Sep 29, 2014

"One More" Math Fact Strategy

This year I started things off with a unit on math facts and I loved it!  Our strategies include: one (group) more, one (group) less, benchmark numbers, doubles, doubles plus one, and break apart (like breaking a 7 into a 5 and 2 to multiply).  A lot of the strategies fit with other concepts like multi-digit addition, subtraction, multiplication and even division.  We worked on strategies for solving math facts in place of memorization.  Only one third of kids can memorize easily, yet teachers often keep pounding on the same learning style hoping something will change with the child.  So below is one of the things I did differently this year. (Check out my Math Fact unit on tPt). Here's a part of a lesson showing the strategy of "one group more" or "one group less" using graph paper and arrays.

The Process:
(mathematical thinking questions included in the photos)

This activity also uses graph paper, but it shows the "doubling and halving" strategy for solving math facts.  For example, if the student knows the math fact 3x8 they can double it to find the product of 6x8, a much harder math fact to solve.

On graph paper, have your child draw and shade a 2x2 array (color two squares across and two squares down).  Ask them what shape was made (a square) and what the area is inside (4 squares); this is a tie-in to area and measurement.
On top of the 2x2 array, have your child draw and shade a 4x4 array.  Part of the larger array should overlap the smaller array.  If you want to, you can ask the questions shown in the picture.

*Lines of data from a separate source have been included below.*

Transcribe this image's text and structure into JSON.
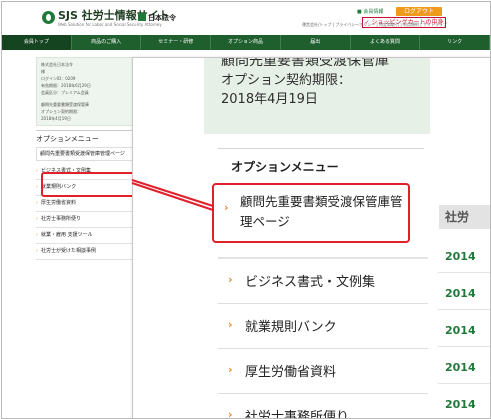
{
  "header": {
    "logo_title": "SJS 社労士情報サイト",
    "logo_sub": "Web Solution for Labor and Social Security Attorney",
    "logo_sub2": "",
    "partner": "日本法令",
    "member_info": "会員情報",
    "login_label": "ログアウト",
    "cart_label": "ショッピングカートの中身",
    "utility_links": "運営会社/トップ | プライバシーポリシー | 特定商取引 | 利用規約 | サイトマップ"
  },
  "nav": {
    "items": [
      "会員トップ",
      "商品のご購入",
      "セミナー・研修",
      "オプション商品",
      "届出",
      "よくある質問",
      "リンク"
    ]
  },
  "sidebar": {
    "account_lines": [
      "株式会社日本法令",
      "様",
      "ログインID：0209",
      "有効期限：2018年6月29日",
      "会員区分：プレミアム会員"
    ],
    "option_lines": [
      "顧問先重要書類受渡保管庫",
      "オプション契約期限：",
      "2018年4月19日"
    ],
    "option_menu_title": "オプションメニュー",
    "option_menu_first": "顧問先重要書類受渡保管庫管理ページ",
    "items": [
      "ビジネス書式・文例集",
      "就業規則バンク",
      "厚生労働省資料",
      "社労士事務所便り",
      "就業・雇用 支援ツール",
      "社労士が受けた相談事例"
    ]
  },
  "zoom": {
    "line1": "顧問先重要書類受渡保管庫",
    "line2": "オプション契約期限：",
    "line3": "2018年4月19日",
    "option_menu_title": "オプションメニュー",
    "highlight_label": "顧問先重要書類受渡保管庫管理ページ",
    "items": [
      "ビジネス書式・文例集",
      "就業規則バンク",
      "厚生労働省資料",
      "社労士事務所便り"
    ]
  },
  "right": {
    "heading": "社労",
    "years": [
      "2014",
      "2014",
      "2014",
      "2014",
      "2014"
    ]
  },
  "colors": {
    "accent_green": "#1f5f2e",
    "highlight_red": "#e0202a",
    "chevron_orange": "#e58a2a"
  }
}
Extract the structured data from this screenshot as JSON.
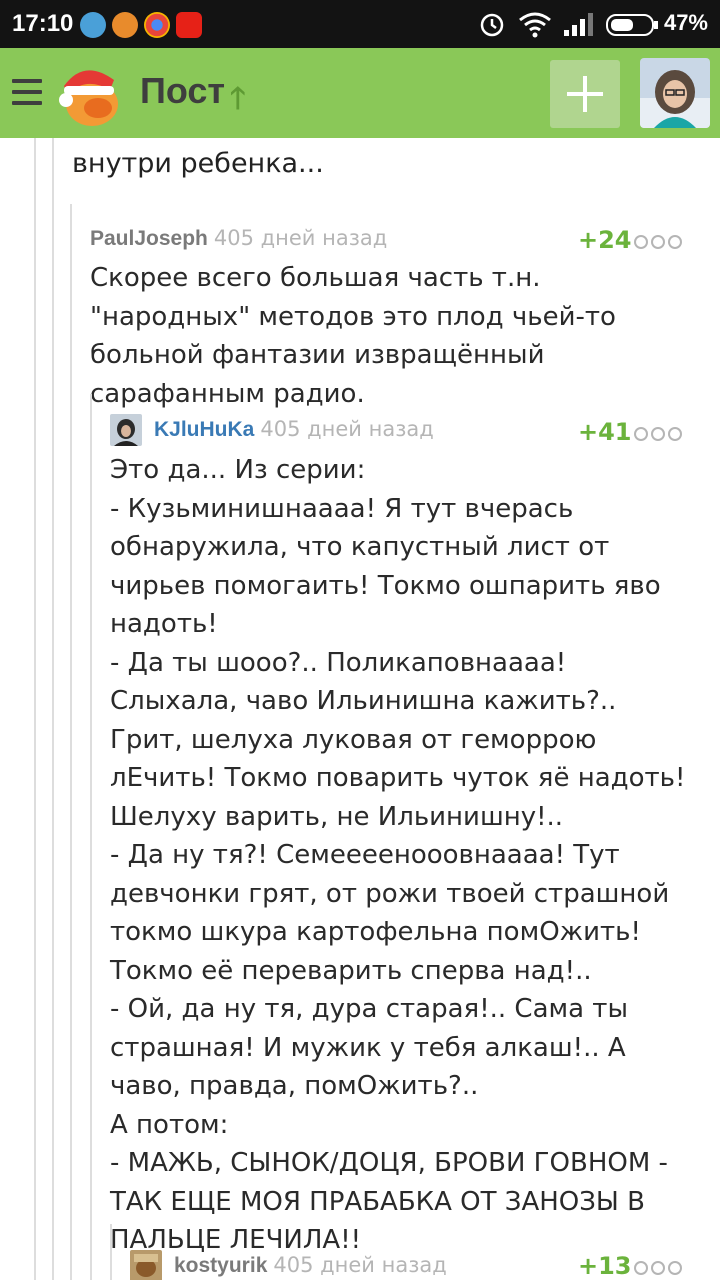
{
  "status_bar": {
    "time": "17:10",
    "battery": "47%"
  },
  "app_bar": {
    "title": "Пост"
  },
  "thread": {
    "parent_tail": "внутри ребенка...",
    "comments": [
      {
        "author": "PaulJoseph",
        "time": "405 дней назад",
        "score": "+24",
        "text": "Скорее всего большая часть т.н. \"народных\" методов это плод чьей-то больной фантазии извращённый сарафанным радио."
      },
      {
        "author": "KJluHuKa",
        "time": "405 дней назад",
        "score": "+41",
        "text": "Это да... Из серии:\n- Кузьминишнаааа! Я тут вчерась обнаружила, что капустный лист от чирьев помогаить! Токмо ошпарить яво надоть!\n- Да ты шооо?.. Поликаповнаааа! Слыхала, чаво Ильинишна кажить?.. Грит, шелуха луковая от геморрою лЕчить! Токмо поварить чуток яё надоть! Шелуху варить, не Ильинишну!..\n- Да ну тя?! Семеееенооовнаааа! Тут девчонки грят, от рожи твоей страшной токмо шкура картофельна помОжить! Токмо её переварить сперва над!..\n- Ой, да ну тя, дура старая!.. Сама ты страшная! И мужик у тебя алкаш!.. А чаво, правда, помОжить?..\nА потом:\n- МАЖЬ, СЫНОК/ДОЦЯ, БРОВИ ГОВНОМ - ТАК ЕЩЕ МОЯ ПРАБАБКА ОТ ЗАНОЗЫ В ПАЛЬЦЕ ЛЕЧИЛА!!"
      },
      {
        "author": "kostyurik",
        "time": "405 дней назад",
        "score": "+13",
        "text": ""
      }
    ]
  },
  "colors": {
    "appbar": "#8ac858",
    "score": "#6bb33c",
    "author_link": "#3a7ab5"
  }
}
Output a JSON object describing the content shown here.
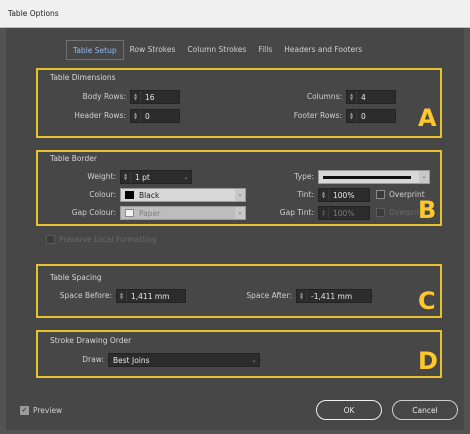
{
  "window": {
    "title": "Table Options"
  },
  "tabs": [
    {
      "label": "Table Setup",
      "active": true
    },
    {
      "label": "Row Strokes"
    },
    {
      "label": "Column Strokes"
    },
    {
      "label": "Fills"
    },
    {
      "label": "Headers and Footers"
    }
  ],
  "dimensions": {
    "title": "Table Dimensions",
    "letter": "A",
    "body_rows_label": "Body Rows:",
    "body_rows": "16",
    "columns_label": "Columns:",
    "columns": "4",
    "header_rows_label": "Header Rows:",
    "header_rows": "0",
    "footer_rows_label": "Footer Rows:",
    "footer_rows": "0"
  },
  "border": {
    "title": "Table Border",
    "letter": "B",
    "weight_label": "Weight:",
    "weight": "1 pt",
    "type_label": "Type:",
    "colour_label": "Colour:",
    "colour": "Black",
    "tint_label": "Tint:",
    "tint": "100%",
    "overprint_label": "Overprint",
    "gap_colour_label": "Gap Colour:",
    "gap_colour": "Paper",
    "gap_tint_label": "Gap Tint:",
    "gap_tint": "100%",
    "gap_overprint_label": "Overprint"
  },
  "preserve_local": {
    "label": "Preserve Local Formatting"
  },
  "spacing": {
    "title": "Table Spacing",
    "letter": "C",
    "space_before_label": "Space Before:",
    "space_before": "1,411 mm",
    "space_after_label": "Space After:",
    "space_after": "-1,411 mm"
  },
  "drawing": {
    "title": "Stroke Drawing Order",
    "letter": "D",
    "draw_label": "Draw:",
    "draw": "Best Joins"
  },
  "footer": {
    "preview_label": "Preview",
    "preview_checked": true,
    "ok_label": "OK",
    "cancel_label": "Cancel"
  },
  "colors": {
    "highlight": "#e8c22d",
    "dialog_bg": "#474747",
    "active_tab_text": "#8fb8f0"
  }
}
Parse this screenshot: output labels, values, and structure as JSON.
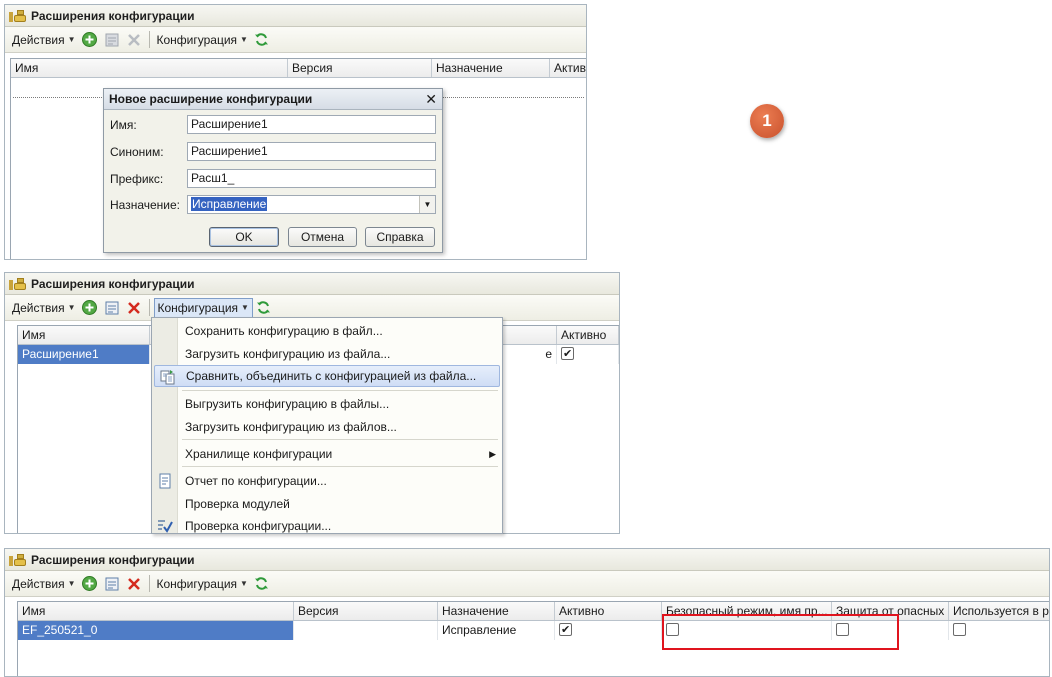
{
  "panel_title": "Расширения конфигурации",
  "toolbar": {
    "actions_label": "Действия",
    "config_label": "Конфигурация"
  },
  "grid_columns": {
    "name": "Имя",
    "version": "Версия",
    "purpose": "Назначение",
    "active": "Активно",
    "safe_mode": "Безопасный режим, имя пр...",
    "protection": "Защита от опасных ...",
    "used_in": "Используется в р"
  },
  "dialog": {
    "title": "Новое расширение конфигурации",
    "name_label": "Имя:",
    "name_value": "Расширение1",
    "synonym_label": "Синоним:",
    "synonym_value": "Расширение1",
    "prefix_label": "Префикс:",
    "prefix_value": "Расш1_",
    "purpose_label": "Назначение:",
    "purpose_value": "Исправление",
    "ok": "OK",
    "cancel": "Отмена",
    "help": "Справка"
  },
  "panel2": {
    "row_name": "Расширение1",
    "row_purpose_partial": "е",
    "row_active": true
  },
  "menu": {
    "items": [
      "Сохранить конфигурацию в файл...",
      "Загрузить конфигурацию из файла...",
      "Сравнить, объединить с конфигурацией из файла...",
      "Выгрузить конфигурацию в файлы...",
      "Загрузить конфигурацию из файлов...",
      "Хранилище конфигурации",
      "Отчет по конфигурации...",
      "Проверка модулей",
      "Проверка конфигурации..."
    ]
  },
  "panel3": {
    "row_name": "EF_250521_0",
    "row_version": "",
    "row_purpose": "Исправление",
    "row_active": true,
    "row_safe_mode": false,
    "row_protection": false,
    "row_used_in": false
  },
  "step_badge": "1",
  "colors": {
    "selection": "#4f7cc6",
    "highlight_box": "#e0141e",
    "badge": "#d35a34"
  }
}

On top of the 4x4 array, have your child draw and shade an 8x8 array.  Part of the larger array should overlap both the medium-sized and small arrays.  If you want to, ask the questions show in the picture.
Notice how well the student is able to communicate their mathematical thinking and how clearly they can relate their ideas.  Do they understand that doubling both numbers in the equation doubles both the length and the width of the shape, which actually quadruples the product?  Can they figure out a math fact equation that would be double 4x7?  Are they able to apply this strategy to other math facts?